Goldie seems to be happy with his work. He says he is happy with his life too, after a period in the 2000s when things weren’t going quite so well and he was indulging in some pretty vapid celebrity nonsense. But, moving to Thailand, properly getting back into the music again, including a re-invigorated Metalheadz label, is paying off, spiritually if nothing else. “Anthony (label boss), with the Metalheadz label, we signed a distribution deal, we're stronger than we've ever been, man. You got DLR and the OneMind album coming out. Lenzman is working on his next album. Dubay is working on his new album. Debt Boy, D-Bridge, Skeptical, Om Unit, SP 81. These are the guys, man. That's the alliance right there. It's relentless for us. We're becoming this new sound, with this new set of heads. We've finally made the changing of the guard. That period between 2001 and 2008 we had to go away. It wasn't there and I wasn't in a good place. We came back around. Jungle was back in and then suddenly, Metalheadz. Yes, as old as your socks," he laughs. “We've been here a long time and we've stuck to our guns and it's paying off now, man!”

“Time is precious. I realise that more and more.

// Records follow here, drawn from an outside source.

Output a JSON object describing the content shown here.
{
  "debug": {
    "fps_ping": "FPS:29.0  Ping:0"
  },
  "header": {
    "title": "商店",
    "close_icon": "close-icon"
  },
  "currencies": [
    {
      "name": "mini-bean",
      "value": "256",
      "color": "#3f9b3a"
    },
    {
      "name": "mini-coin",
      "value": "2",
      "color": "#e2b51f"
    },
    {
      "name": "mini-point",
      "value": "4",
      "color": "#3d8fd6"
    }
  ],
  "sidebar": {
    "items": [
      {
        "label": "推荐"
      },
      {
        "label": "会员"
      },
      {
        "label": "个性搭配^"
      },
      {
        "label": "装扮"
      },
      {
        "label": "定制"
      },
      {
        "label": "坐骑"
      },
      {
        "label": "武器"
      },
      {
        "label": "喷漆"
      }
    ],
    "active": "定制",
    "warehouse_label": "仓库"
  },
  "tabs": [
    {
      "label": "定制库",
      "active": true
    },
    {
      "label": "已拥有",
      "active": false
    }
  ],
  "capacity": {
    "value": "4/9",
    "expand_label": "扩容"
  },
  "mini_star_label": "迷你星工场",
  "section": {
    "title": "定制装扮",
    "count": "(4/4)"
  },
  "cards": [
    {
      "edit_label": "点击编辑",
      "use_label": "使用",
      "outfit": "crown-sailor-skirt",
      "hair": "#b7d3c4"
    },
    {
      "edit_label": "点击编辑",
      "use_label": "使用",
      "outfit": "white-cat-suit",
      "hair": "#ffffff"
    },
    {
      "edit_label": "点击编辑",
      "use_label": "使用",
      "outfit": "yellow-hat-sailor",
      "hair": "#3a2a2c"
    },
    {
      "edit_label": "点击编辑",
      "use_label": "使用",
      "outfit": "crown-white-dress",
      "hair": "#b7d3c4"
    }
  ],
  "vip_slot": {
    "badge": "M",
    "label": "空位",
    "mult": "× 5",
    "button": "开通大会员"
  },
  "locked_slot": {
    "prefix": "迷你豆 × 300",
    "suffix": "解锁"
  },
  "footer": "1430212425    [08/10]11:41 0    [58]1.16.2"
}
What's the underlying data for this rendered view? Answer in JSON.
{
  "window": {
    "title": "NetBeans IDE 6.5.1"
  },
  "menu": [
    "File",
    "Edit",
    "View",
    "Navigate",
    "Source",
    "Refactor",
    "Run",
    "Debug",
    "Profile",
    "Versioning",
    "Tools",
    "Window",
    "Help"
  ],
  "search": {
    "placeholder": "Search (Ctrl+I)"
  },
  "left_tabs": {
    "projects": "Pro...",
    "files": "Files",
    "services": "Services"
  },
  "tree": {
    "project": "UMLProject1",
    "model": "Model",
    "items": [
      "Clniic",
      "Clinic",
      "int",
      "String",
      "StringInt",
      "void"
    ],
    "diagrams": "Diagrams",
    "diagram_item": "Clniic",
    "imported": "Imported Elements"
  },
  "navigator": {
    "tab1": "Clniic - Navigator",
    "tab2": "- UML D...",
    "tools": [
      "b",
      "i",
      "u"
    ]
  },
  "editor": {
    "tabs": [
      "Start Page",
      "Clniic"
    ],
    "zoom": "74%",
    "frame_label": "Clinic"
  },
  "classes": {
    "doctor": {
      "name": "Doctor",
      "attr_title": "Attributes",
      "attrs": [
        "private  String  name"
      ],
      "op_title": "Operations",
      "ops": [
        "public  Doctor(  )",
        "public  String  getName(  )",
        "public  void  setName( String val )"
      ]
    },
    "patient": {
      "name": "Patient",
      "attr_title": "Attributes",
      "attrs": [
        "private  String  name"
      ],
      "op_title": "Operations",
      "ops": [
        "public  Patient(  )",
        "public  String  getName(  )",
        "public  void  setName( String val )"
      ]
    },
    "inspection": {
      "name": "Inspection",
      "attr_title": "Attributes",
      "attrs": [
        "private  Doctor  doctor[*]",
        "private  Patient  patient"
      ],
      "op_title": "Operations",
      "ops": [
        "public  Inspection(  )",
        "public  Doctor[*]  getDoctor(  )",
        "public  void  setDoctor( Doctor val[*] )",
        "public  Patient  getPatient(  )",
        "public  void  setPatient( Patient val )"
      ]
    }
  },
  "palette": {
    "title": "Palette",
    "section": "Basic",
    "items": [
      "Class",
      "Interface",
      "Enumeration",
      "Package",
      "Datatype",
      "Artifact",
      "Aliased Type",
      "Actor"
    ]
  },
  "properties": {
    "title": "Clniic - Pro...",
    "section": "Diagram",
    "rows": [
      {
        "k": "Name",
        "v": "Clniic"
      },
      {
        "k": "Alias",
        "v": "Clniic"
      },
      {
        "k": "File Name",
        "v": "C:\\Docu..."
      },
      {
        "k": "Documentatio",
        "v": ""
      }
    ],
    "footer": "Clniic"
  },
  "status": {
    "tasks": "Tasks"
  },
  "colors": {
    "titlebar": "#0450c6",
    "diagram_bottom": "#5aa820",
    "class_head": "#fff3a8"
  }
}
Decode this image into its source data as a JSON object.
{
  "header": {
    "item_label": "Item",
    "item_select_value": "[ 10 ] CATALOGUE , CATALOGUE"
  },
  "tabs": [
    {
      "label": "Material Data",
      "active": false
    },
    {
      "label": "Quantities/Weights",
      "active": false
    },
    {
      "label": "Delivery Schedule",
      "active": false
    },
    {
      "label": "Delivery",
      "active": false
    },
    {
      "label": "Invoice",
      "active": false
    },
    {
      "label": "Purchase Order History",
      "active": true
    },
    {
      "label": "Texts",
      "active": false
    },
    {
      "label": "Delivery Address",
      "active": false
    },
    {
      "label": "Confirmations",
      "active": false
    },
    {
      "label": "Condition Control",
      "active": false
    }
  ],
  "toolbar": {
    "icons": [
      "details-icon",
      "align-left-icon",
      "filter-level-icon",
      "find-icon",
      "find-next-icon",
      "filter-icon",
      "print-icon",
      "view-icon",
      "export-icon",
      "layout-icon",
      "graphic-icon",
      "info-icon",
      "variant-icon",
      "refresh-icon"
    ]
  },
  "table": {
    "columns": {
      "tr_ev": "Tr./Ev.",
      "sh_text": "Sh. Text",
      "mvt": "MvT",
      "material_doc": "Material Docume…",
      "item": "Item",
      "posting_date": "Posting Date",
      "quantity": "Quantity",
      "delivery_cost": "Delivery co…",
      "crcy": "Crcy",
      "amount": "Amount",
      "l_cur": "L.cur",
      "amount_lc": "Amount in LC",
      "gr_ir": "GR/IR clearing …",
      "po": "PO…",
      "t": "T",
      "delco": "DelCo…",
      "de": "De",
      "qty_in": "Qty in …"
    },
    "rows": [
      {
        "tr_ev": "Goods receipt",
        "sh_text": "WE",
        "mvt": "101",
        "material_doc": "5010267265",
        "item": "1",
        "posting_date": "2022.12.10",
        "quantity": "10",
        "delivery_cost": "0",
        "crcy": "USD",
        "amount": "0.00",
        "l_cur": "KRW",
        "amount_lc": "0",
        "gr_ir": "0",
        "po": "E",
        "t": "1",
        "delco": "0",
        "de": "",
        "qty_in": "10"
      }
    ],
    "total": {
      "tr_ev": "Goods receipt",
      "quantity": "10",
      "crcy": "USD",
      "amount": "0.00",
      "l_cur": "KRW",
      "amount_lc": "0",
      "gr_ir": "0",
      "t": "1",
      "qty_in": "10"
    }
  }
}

I wake up and get in the sea. I send my kids to school, I go to yoga, I go to sleep. I'm blessed. I think, ‘You know what? I go to sleep and it could be my last night on the planet’. So when I wake up in the morning this is the first day of the rest of my life and I'm going to make the fucking most of it. That's what I'm doing. I'm really enjoying it now. I never made a record until I was 27. I never started yoga until I was 44. For me now, at this moment in time, this is probably the best version of myself that I could possibly be and the most powerful.

“Have a good day and god bless,” he says, before he puts the phone down. Before I can reciprocate.

The man is on a mission. God bless him.
Jeff Hemmings

Website: goldie.co.uk
Facebook: facebook.com/Goldie
Twitter: twitter.com/MRGOLDIE

 Goldie & The Heritage Orchestra Ensemble will be playing at Funk The Format  on Saturday 17th June in Hove Park: funktheformat.co.uk

Read our interview with Lucy ‘Elle J’ Small the director of Funk the Format & Funk the Family Festival here: brightonsfinest.com/html/index.php/19-making-waves/2260-lucy-elle-j-small-director-funk-the-format-funk-the-family-festival